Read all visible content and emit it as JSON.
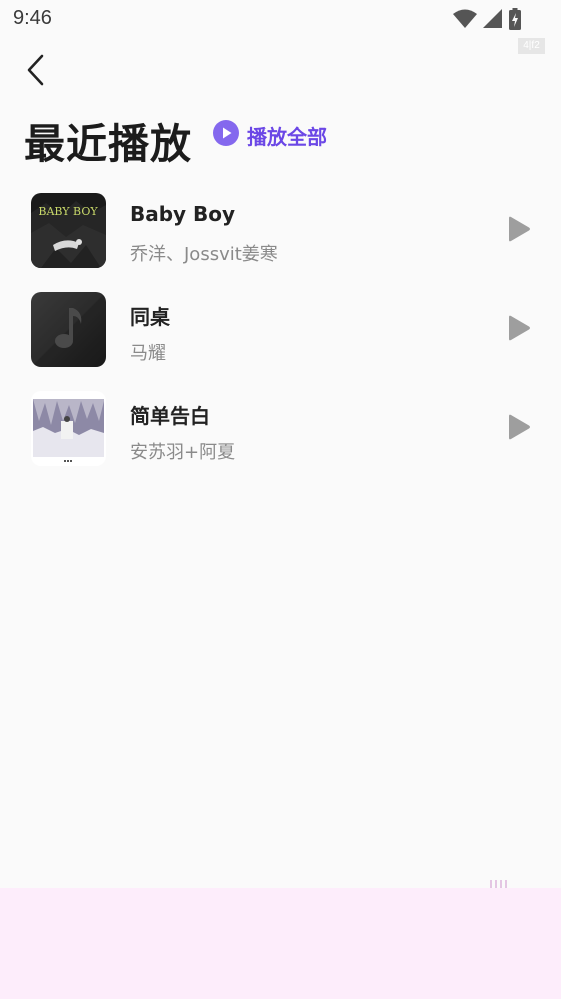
{
  "status_bar": {
    "time": "9:46",
    "corner_tag": "4|f2",
    "icons": [
      "wifi-icon",
      "cellular-signal-icon",
      "battery-charging-icon"
    ]
  },
  "header": {
    "back_icon": "chevron-left-icon",
    "title": "最近播放",
    "play_all_label": "播放全部",
    "play_all_icon": "play-circle-icon",
    "accent_color": "#6b47e6"
  },
  "songs": [
    {
      "title": "Baby Boy",
      "artist": "乔洋、Jossvit姜寒",
      "cover_text": "BABY BOY",
      "cover": "baby-boy-cover"
    },
    {
      "title": "同桌",
      "artist": "马耀",
      "cover": "default-music-note-cover"
    },
    {
      "title": "简单告白",
      "artist": "安苏羽+阿夏",
      "cover": "winter-scene-cover"
    }
  ],
  "colors": {
    "background": "#fafafa",
    "bottom_area": "#fdedfb",
    "row_play_icon": "#9e9e9e"
  }
}
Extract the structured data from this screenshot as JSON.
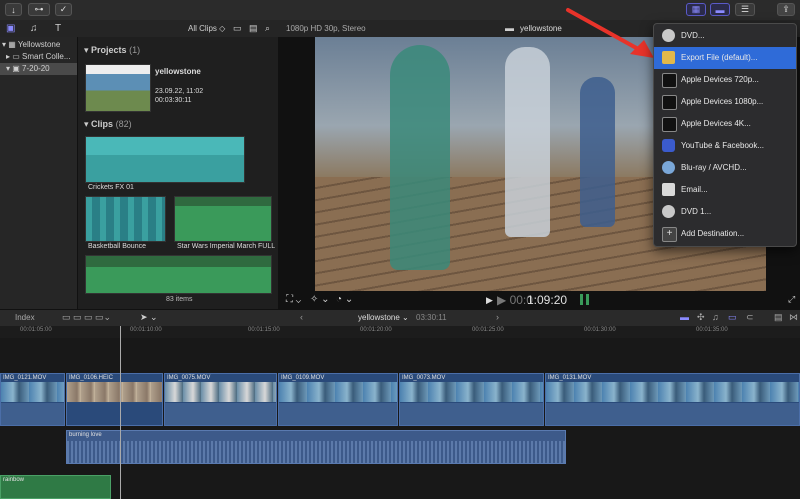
{
  "toolbar": {
    "left_icons": [
      "import-icon",
      "keyword-icon",
      "check-icon"
    ],
    "right_icons": [
      "library-toggle-icon",
      "timeline-toggle-icon",
      "inspector-toggle-icon",
      "share-icon"
    ]
  },
  "browser_header": {
    "filter_label": "All Clips ◇",
    "format_label": "1080p HD 30p, Stereo",
    "project_title": "yellowstone"
  },
  "library": {
    "items": [
      {
        "label": "Yellowstone",
        "icon": "library-icon"
      },
      {
        "label": "Smart Colle...",
        "icon": "folder-icon"
      },
      {
        "label": "7-20-20",
        "icon": "event-icon"
      }
    ]
  },
  "browser": {
    "projects_title": "Projects",
    "projects_count": "(1)",
    "project": {
      "name": "yellowstone",
      "date": "23.09.22, 11:02",
      "duration": "00:03:30:11"
    },
    "clips_title": "Clips",
    "clips_count": "(82)",
    "clips": [
      {
        "name": "Crickets FX 01"
      },
      {
        "name": "Basketball Bounce"
      },
      {
        "name": "Star Wars Imperial March FULL"
      }
    ],
    "items_count": "83 items"
  },
  "viewer": {
    "timecode": "00:01:09:20",
    "timecode_prefix": "▶ 00:0",
    "timecode_main": "1:09:20"
  },
  "share_menu": {
    "items": [
      {
        "label": "DVD...",
        "icon": "dvd-icon",
        "color": "#c8c8c8",
        "selected": false
      },
      {
        "label": "Export File (default)...",
        "icon": "export-file-icon",
        "color": "#e2b84a",
        "selected": true
      },
      {
        "label": "Apple Devices 720p...",
        "icon": "apple-device-icon",
        "color": "#111111",
        "selected": false
      },
      {
        "label": "Apple Devices 1080p...",
        "icon": "apple-device-icon",
        "color": "#111111",
        "selected": false
      },
      {
        "label": "Apple Devices 4K...",
        "icon": "apple-device-icon",
        "color": "#111111",
        "selected": false
      },
      {
        "label": "YouTube & Facebook...",
        "icon": "youtube-facebook-icon",
        "color": "#3b5bcc",
        "selected": false
      },
      {
        "label": "Blu-ray / AVCHD...",
        "icon": "bluray-icon",
        "color": "#7aa7d8",
        "selected": false
      },
      {
        "label": "Email...",
        "icon": "email-icon",
        "color": "#d9d9d9",
        "selected": false
      },
      {
        "label": "DVD 1...",
        "icon": "dvd-icon",
        "color": "#c8c8c8",
        "selected": false
      },
      {
        "label": "Add Destination...",
        "icon": "add-destination-icon",
        "color": "#666666",
        "selected": false
      }
    ]
  },
  "timeline_header": {
    "index_label": "Index",
    "project_name": "yellowstone ⌄",
    "duration": "03:30:11"
  },
  "ruler": {
    "ticks": [
      "00:01:05:00",
      "00:01:10:00",
      "00:01:15:00",
      "00:01:20:00",
      "00:01:25:00",
      "00:01:30:00",
      "00:01:35:00"
    ]
  },
  "timeline": {
    "video_clips": [
      {
        "name": "IMG_0121.MOV"
      },
      {
        "name": "IMG_0106.HEIC"
      },
      {
        "name": "IMG_0075.MOV"
      },
      {
        "name": "IMG_0109.MOV"
      },
      {
        "name": "IMG_0073.MOV"
      },
      {
        "name": "IMG_0131.MOV"
      }
    ],
    "audio_clip": {
      "name": "burning love"
    },
    "audio_clip2": {
      "name": "rainbow"
    }
  },
  "colors": {
    "accent": "#2f6bd8",
    "audio_green": "#3a9a5a",
    "audio_teal": "#4ab8b8",
    "arrow_red": "#e8332a"
  }
}
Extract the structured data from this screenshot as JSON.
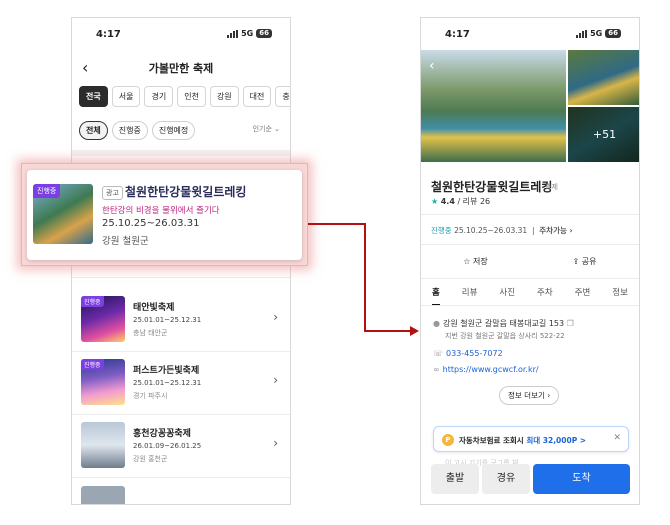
{
  "left_screen": {
    "status": {
      "time": "4:17",
      "network": "5G",
      "battery": "66"
    },
    "header": {
      "title": "가볼만한 축제"
    },
    "regions": [
      "전국",
      "서울",
      "경기",
      "인천",
      "강원",
      "대전",
      "충남"
    ],
    "active_region": "전국",
    "filters": [
      "전체",
      "진행중",
      "진행예정"
    ],
    "sort": "인기순 ⌄",
    "festivals": [
      {
        "badge": "진행중",
        "name": "태안빛축제",
        "date": "25.01.01~25.12.31",
        "location": "충남 태안군"
      },
      {
        "badge": "진행중",
        "name": "퍼스트가든빛축제",
        "date": "25.01.01~25.12.31",
        "location": "경기 파주시"
      },
      {
        "badge": "",
        "name": "홍천강꽁꽁축제",
        "date": "26.01.09~26.01.25",
        "location": "강원 홍천군"
      }
    ]
  },
  "highlight_card": {
    "badge": "진행중",
    "ad_label": "광고",
    "name": "철원한탄강물윗길트레킹",
    "subtitle": "한탄강의 비경을 물위에서 즐기다",
    "date": "25.10.25~26.03.31",
    "location": "강원 철원군"
  },
  "right_screen": {
    "status": {
      "time": "4:17",
      "network": "5G",
      "battery": "66"
    },
    "gallery": {
      "more_count": "+51"
    },
    "place": {
      "name": "철원한탄강물윗길트레킹",
      "category": "축제",
      "rating": "4.4",
      "reviews": "/ 리뷰 26",
      "status": "진행중",
      "period": "25.10.25~26.03.31",
      "parking": "주차가능 ›"
    },
    "actions": {
      "save": "☆ 저장",
      "share": "⇪ 공유"
    },
    "tabs": [
      "홈",
      "리뷰",
      "사진",
      "주차",
      "주변",
      "정보"
    ],
    "active_tab": "홈",
    "info": {
      "address": "강원 철원군 갈말읍 태봉대교길 153",
      "jibun": "지번  강원 철원군 갈말읍 상사리 522-22",
      "phone": "033-455-7072",
      "url": "https://www.gcwcf.or.kr/"
    },
    "more_info": "정보 더보기 ›",
    "banner": {
      "text": "자동차보험료 조회시",
      "highlight": "최대 32,000P >"
    },
    "faded_text": "이 고시 기기를 구그룹 채",
    "bottom_buttons": {
      "start": "출발",
      "via": "경유",
      "arrive": "도착"
    },
    "colors": {
      "primary": "#1f6feb",
      "badge": "#7b3fe4",
      "arrow": "#b31111"
    }
  }
}
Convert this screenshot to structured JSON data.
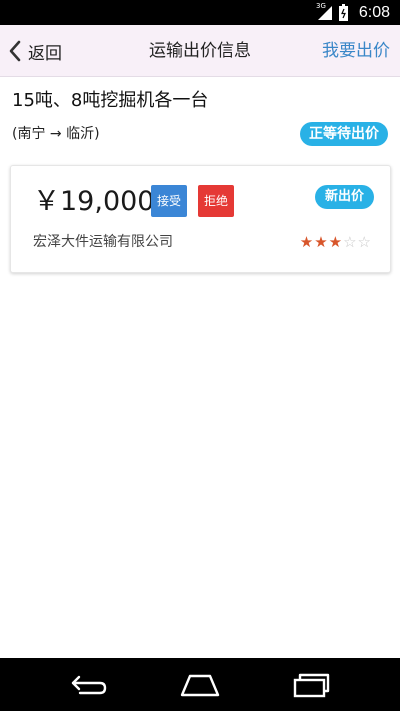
{
  "status_bar": {
    "network": "3G",
    "time": "6:08"
  },
  "header": {
    "back_label": "返回",
    "title": "运输出价信息",
    "action_label": "我要出价"
  },
  "order": {
    "title": "15吨、8吨挖掘机各一台",
    "route": "(南宁 → 临沂)",
    "status": "正等待出价"
  },
  "bid": {
    "price": "￥19,000",
    "accept_label": "接受",
    "reject_label": "拒绝",
    "badge": "新出价",
    "company": "宏泽大件运输有限公司",
    "rating": 3,
    "rating_max": 5
  },
  "colors": {
    "accent": "#29b1e6",
    "link": "#3a87c8",
    "accept": "#3b86d6",
    "reject": "#e53935",
    "star": "#d8562b"
  },
  "nav": {
    "icons": [
      "back-icon",
      "home-icon",
      "recents-icon"
    ]
  }
}
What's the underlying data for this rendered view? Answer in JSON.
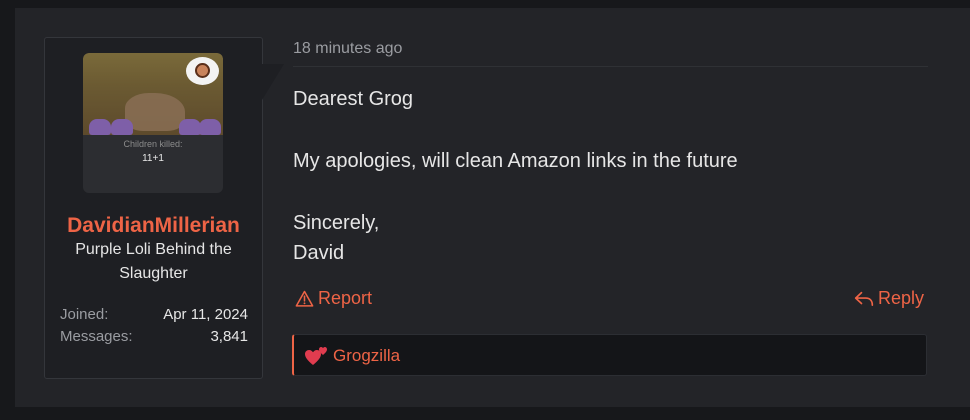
{
  "post": {
    "time": "18 minutes ago",
    "message": {
      "greeting": "Dearest Grog",
      "body": "My apologies, will clean Amazon links in the future",
      "closing": "Sincerely,",
      "signature": "David"
    },
    "actions": {
      "report_label": "Report",
      "reply_label": "Reply"
    },
    "reactions": {
      "user": "Grogzilla",
      "icon": "hearts-icon"
    }
  },
  "user": {
    "avatar_caption": "Children killed:",
    "avatar_count": "11+1",
    "name": "DavidianMillerian",
    "title": "Purple Loli Behind the Slaughter",
    "stats": [
      {
        "key": "Joined:",
        "value": "Apr 11, 2024"
      },
      {
        "key": "Messages:",
        "value": "3,841"
      }
    ]
  },
  "colors": {
    "accent": "#ee6446",
    "background": "#17181b",
    "panel": "#232428"
  }
}
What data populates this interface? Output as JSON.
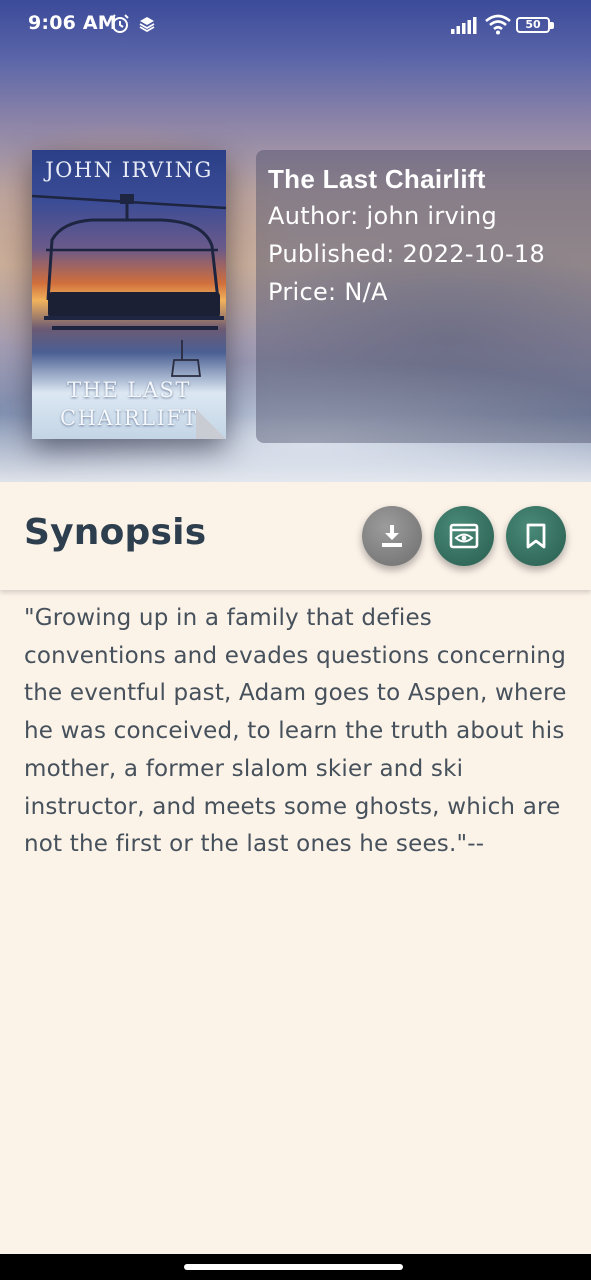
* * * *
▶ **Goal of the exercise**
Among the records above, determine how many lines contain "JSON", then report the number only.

▶ **Answer to the problem**
6